Exercise objective =>
Find the string "admin" in the records and copy each line where it occurs.

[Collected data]
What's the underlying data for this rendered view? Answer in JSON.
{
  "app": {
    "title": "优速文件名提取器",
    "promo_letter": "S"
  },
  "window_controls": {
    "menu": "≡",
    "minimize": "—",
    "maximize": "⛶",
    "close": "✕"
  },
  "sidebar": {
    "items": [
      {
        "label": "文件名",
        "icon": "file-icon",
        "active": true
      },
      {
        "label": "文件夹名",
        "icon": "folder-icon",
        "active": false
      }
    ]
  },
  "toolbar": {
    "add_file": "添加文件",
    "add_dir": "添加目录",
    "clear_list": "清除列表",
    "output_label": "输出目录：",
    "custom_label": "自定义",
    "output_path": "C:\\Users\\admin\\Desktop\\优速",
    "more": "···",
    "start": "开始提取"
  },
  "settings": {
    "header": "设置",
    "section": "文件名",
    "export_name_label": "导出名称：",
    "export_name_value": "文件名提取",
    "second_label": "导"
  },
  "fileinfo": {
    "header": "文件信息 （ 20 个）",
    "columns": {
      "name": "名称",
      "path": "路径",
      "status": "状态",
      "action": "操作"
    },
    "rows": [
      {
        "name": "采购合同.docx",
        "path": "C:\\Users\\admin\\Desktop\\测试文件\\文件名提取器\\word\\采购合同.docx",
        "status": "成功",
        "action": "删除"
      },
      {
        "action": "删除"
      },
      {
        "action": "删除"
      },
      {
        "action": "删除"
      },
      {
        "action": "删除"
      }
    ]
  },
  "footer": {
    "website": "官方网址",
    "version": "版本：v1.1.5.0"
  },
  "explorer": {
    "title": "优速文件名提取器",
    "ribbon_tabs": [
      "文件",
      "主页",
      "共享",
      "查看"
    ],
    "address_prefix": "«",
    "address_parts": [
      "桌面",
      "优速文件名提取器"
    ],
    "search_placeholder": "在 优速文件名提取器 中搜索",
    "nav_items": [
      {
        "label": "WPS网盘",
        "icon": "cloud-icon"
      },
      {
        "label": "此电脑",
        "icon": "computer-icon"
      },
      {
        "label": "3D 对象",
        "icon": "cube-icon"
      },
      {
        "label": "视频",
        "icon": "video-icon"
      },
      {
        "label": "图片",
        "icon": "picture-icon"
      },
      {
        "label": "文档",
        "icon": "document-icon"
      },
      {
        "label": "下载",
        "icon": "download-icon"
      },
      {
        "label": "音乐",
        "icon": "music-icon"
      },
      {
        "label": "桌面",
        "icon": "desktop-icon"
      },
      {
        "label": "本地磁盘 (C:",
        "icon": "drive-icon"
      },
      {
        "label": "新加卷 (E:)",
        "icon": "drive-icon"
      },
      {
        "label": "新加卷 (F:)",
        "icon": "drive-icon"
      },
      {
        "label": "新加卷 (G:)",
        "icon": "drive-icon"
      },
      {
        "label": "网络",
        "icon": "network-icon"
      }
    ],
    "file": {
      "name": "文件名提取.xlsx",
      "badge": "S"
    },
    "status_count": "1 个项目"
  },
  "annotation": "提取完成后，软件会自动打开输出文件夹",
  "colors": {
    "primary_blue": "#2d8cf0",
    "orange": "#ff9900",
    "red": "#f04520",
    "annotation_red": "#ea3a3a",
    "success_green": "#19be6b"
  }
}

Answer to this problem =>
    "output_path": "C:\\Users\\admin\\Desktop\\优速",
        "path": "C:\\Users\\admin\\Desktop\\测试文件\\文件名提取器\\word\\采购合同.docx",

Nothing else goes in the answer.